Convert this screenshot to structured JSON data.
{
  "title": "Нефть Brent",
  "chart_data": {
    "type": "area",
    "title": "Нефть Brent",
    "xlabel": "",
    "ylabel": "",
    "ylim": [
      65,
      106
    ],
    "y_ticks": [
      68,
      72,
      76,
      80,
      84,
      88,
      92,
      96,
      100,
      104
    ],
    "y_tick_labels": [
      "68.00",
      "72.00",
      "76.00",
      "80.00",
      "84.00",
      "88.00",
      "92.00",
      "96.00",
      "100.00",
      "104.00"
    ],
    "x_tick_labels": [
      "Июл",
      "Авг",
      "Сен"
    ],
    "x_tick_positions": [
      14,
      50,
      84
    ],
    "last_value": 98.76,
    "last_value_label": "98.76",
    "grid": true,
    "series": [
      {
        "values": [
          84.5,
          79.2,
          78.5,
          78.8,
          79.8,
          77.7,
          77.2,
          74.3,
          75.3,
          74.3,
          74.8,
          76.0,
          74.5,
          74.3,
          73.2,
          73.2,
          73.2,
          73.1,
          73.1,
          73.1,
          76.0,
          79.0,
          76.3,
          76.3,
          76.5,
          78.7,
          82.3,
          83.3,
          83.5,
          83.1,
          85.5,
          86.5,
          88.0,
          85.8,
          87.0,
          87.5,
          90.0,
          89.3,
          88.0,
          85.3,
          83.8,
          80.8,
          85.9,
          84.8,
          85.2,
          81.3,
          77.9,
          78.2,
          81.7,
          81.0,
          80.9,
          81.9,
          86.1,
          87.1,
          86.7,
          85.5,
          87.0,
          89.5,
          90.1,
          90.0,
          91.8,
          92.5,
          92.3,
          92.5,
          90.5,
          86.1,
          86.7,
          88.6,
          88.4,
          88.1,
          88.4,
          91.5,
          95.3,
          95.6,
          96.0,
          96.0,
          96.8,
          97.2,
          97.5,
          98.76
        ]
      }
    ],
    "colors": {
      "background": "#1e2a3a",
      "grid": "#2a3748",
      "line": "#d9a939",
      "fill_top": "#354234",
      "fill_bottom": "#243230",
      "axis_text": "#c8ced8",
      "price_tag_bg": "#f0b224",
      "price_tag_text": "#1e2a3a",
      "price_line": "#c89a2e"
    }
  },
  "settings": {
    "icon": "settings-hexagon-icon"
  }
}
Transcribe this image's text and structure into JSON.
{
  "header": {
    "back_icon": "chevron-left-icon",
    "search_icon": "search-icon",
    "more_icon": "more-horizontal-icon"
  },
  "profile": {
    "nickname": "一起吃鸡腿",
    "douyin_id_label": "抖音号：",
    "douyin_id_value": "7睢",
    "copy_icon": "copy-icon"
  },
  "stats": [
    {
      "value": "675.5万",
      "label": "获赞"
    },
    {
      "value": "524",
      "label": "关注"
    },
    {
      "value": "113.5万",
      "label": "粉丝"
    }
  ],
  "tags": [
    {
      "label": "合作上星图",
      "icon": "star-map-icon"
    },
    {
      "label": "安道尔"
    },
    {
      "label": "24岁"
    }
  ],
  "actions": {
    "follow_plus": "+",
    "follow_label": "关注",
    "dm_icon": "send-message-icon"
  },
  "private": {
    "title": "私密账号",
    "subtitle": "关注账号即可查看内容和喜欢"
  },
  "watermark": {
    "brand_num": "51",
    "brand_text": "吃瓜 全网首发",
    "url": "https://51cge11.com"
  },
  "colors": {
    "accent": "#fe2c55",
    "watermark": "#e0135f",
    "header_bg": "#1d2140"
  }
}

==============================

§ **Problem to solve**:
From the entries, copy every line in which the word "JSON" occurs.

§ **Exercise answer**:
Convert this screenshot to structured JSON data.
Transcribe this image's text and structure into JSON.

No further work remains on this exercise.